Nothing brings the world together more than football. A World Cup – even one with challenging off-field issues – is a very special, once-in-four-years occasion, and fans everywhere want to feel involved.
SuperSport holds the broadcast and streaming rights to the competition across its footprint in Africa. The host broadcaster’s feeds are trunked to the home of Multichoice, SuperSport’s parent, in the suburbs of Johannesburg.
“Obviously we feed game coverage across all of our footprint, but we wanted to provide tailored feeds to seven countries, each with their own cultures and local languages,” explains Mark Boyle, manager audio operations at SuperSport. That means we have to generate tailored coverage in 10 local languages, on top of the English, Zulu and Sotho of our main feeds. We do this by involving local commentators and pundits.”
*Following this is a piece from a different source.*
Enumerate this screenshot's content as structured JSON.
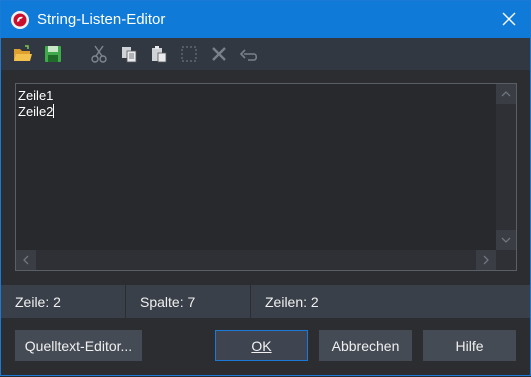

It goes without saying that this is all live, which for sports fans means very low latency indeed, and the commentary must stay in precise synchronisation with the pictures. Nothing is more irritating than describing an incident that viewers can see happened many seconds ago.
The only practical production workflow is to create the SuperSport production output in Johannesburg, then insert local language commentaries in each territory. So there is a need to provide high-quality, ultra-low latency feeds to each remote hub, allowing each country’s football experts to add their commentary to the local feeds.
It is worth bearing in mind that this has to be accomplished over remarkable distances. Johannesburg to Addis Ababa in Ethiopia, for example, is over 4000 km. Feeds have to be stable and fast over these sorts of circuits.
“We already knew about Intinor’s approach to video transport,” adds Boyle. “For us it presented the obvious solution to this challenge.”
The Intinor Direkt family is designed to deliver high-quality compressed video streams with very low latency to multiple receivers. This is important as each country hub supports multiple local languages: Nigeria alone has four different language commentaries.
Four Direkt link racks (main and backup) were installed in the MCR at SuperSport headquarters, receiving SDI feeds of the programme. These created the streams to each country. The headend supports 64 channels of audio, so there is plenty of headroom for expansion in future. The audio is handled as an AES67 multicast on a dedicated ETH port. That is important as it separates the commentary from the intercom.
At the receiving end, Direkt Router Lite units provided an HDMI output to see the action, and Dante audio inputs for the commentators. The audio input could be USB, ethernet or AES67, depending on local facilities. By managing the latency throughout the process, the commentary remains timed to the pictures. The racks in each of the remote facilities each have a spare Direkt lite unit to provide redundancy.
The Intinor network also carries the production intercom so the main gallery can talk to remote commentators, either collectively or selectively. The Direkt routers provide a direct interface for digital intercoms (CTP in this case), using AES67 and SAP (session announcement protocol) signalling and switching. In practice, it meant that the remote commentators appeared like any other destination on the talkback.
In the heat of the competition, the system is performing precisely as expected. At present the connectivity uses SRT, but Intinor will shortly make available a multipath request/pull architecture using its own bespoke transport protocol, Bifrost. This incorporates a sophisticated forward error correction which will increase still further the resilience of the signal.
“We are continuing to work closely with SuperSport to make the system even more effective,” says Martin Weber of Intinor, “Coming soon, for instance, is a new version of the Direkt link compact units, which will allow SuperSport’s MCR operators to see the remote commentators as well as hear them.”
The result is that SuperSport has a high-performance system for the current major events, with a clearly defined growth path to even greater flexibility and convenience. It means that the broadcaster can serve all its audiences, across the vast continent of Africa, giving each its favourite commentators and individual languages, and capturing all the excitement of the event.